The feeling hit me as soon as I finished putting in the request. When you have been doing cases as long as I have you learn to act on those gut feelings immediately. It only takes a single hunch to crack an investigation wide open. And in this case, it proved an accused man to be innocent.
So I put the asset and employment searches on hold. I conducted a second, more thorough read of a poorly written police report. The incident was a hit and run. Some damages to a vehicle, but no fatalities. No witnesses. Police looked into the case, but not much had been done. All we had was the license plate of a vehicle and the name (we will call him Jack) and the his alleged address.
The address came back to Military housing. A sweep of the area identified three subjects by the name of “Jack,” but only one had served in the military. A check of his military records showed he served his country for two years. He left the area some 9 months after leaving the military, and moved more than 3,000 miles away. His spouse finished her time in the military just 5 months after he did, and also left the area.
I then uncovered two clues: the vehicle involved in the hit and run had been sold right before Jack left the area. And Jack had bought a new vehicle just a couple months before leaving the area. A vehicle history run on his new vehicle placed that vehicle some 3,000 miles away at the time of the hit and run incident. The history also showed the subject had indeed left the area, and was still the owner of this newer vehicle. Additionally, a vehicle sighting report, in additional to a property deed owned by Jack and his spouse, proved the subject no longer resided in the area of the incident.
I ran the plates of the vehicle involved in the hit and run. I found multiple violations and citings since the vehicle had been last sold with multiple drivers and charges that included not having registration in the vehicle, not having motor vehicle insurance, and not driving with a valid license.
It turns out that Jack had sold this vehicle after leaving the military. His wife and him then moved far away and got on with their lives. However, the people they sold the vehicle to never turned in the paperwork to the DMV. Jack was still listed as the registered owner of the vehicle at the time of the hit and run.
Thankfully, I was able to prove that Jack had no involvement whatsoever with the hit and run. No need for an asset and employment check. He won’t be facing criminal charges or a lawsuit. Instead, we were able to narrow the field of suspects down to three individuals, making the lives of field investigators that much easier.
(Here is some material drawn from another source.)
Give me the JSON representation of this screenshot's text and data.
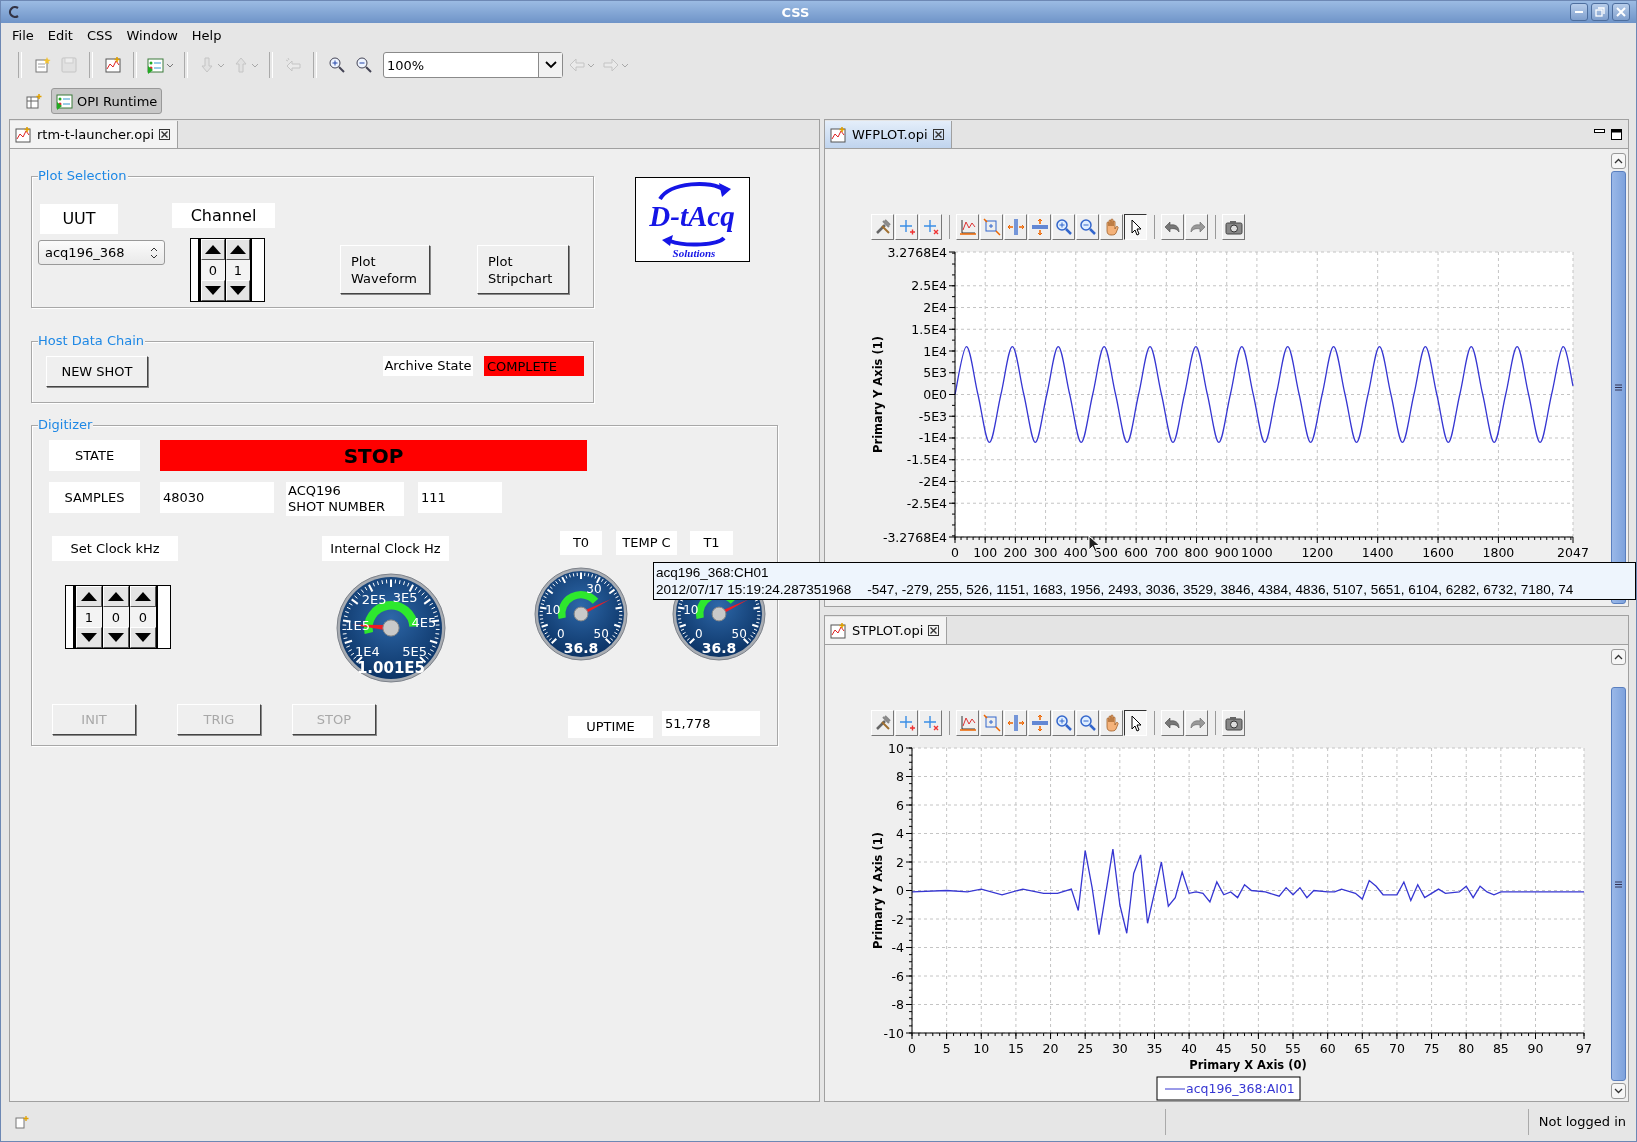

Morale of the story? Work on your discernment. Go with your gut. Don’t do something if it doesn’t feel right.